 As a special treat, you may remember from last season’s workshop, Jeff McFadyen brought his 356 coupe, work-in-progress, restoration project to use to demonstrate the process of wet sanding and prepping the car for final painting. This year Jeff returned with his spectacularly prepared and completed ivory 356 “outlaw” coupe. John and Ray served as advisors during the restoration project, as Jeff did most of the restoration work himself, and applied the final color coat in the year between appearances. Needless to say the car is a jewel and has already won a best-in show award at a local concours. Kudos, Jeff, for an outstanding restoration, even though it did take awhile!
 John and Ray wrapped up the educational afternoon by taking additional questions from the crowd and addressing specific car care questions regarding members’ Porsches. Donna Paterek was on hand to offer a convenient selection of car care products to the attendees. At the conclusion of the workshop, we drew the winning door prize tickets to award a selection of car care products and tickets to the New York Auto Show generously supplied by Paul Gavel of Paul Miller Porsche in Parsippany, NJ. A special thank you to the Paterek family for hosting another outstanding and informative workshop!
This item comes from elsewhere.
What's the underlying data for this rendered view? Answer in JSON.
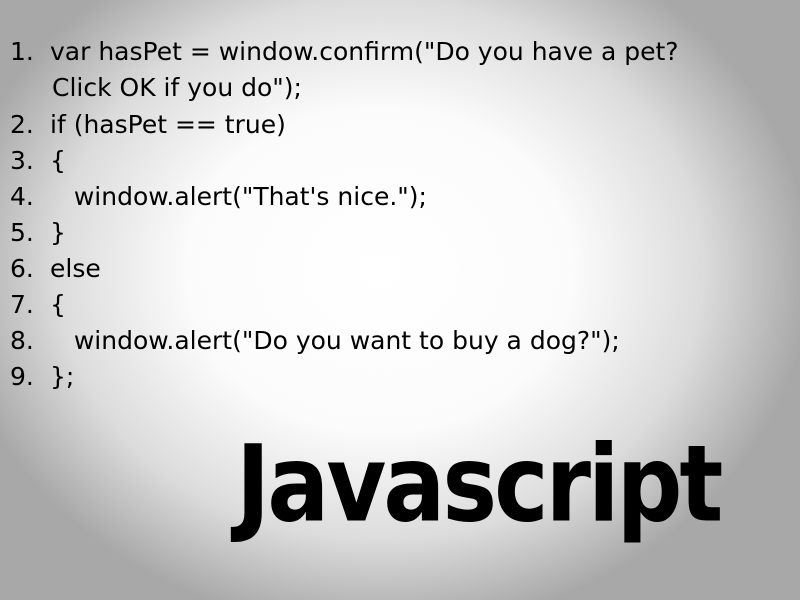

 As the summer continues, there are still a number of concours activities that you will not want to miss. On Sunday, June 5 is another great concours workshops, the Ray Catena DIY Workshop – better because your concours leaders can step back and watch you do all the work on your own car. This event is organized so you can bring your car into Ray Catena’s spacious service facility and perform any concours cleaning or repair necessary on your own car under the watchful eyes and guidance of the concours experts. We will have plenty of space indoors and lifts are available for those gluttons for punishment who want to do undercarriage cleaning in preparation for the Parade. Our hosts, Ray Catena Porsche of Edison, NJ, will provide a hearty lunch and door prizes. Turnout is always high for this event, so if you have something you want to work on and need help, please let us know by sending us an email to reserve your space.
 The summer would not be complete without the annual PCA Parade, this year in Savannah, Georgia on July 31 through August 6. NNJR championship points will be awarded to members who participate in the Parade Concours.
 We would love to hear your feedback. Whether you have a suggestion for improving our workshops, a new topic for an article that you would like us to explore, or a suggestion for improving the overall concours program; just send us an email to You may also use the Concours Form on the NNJR website to send us your comments.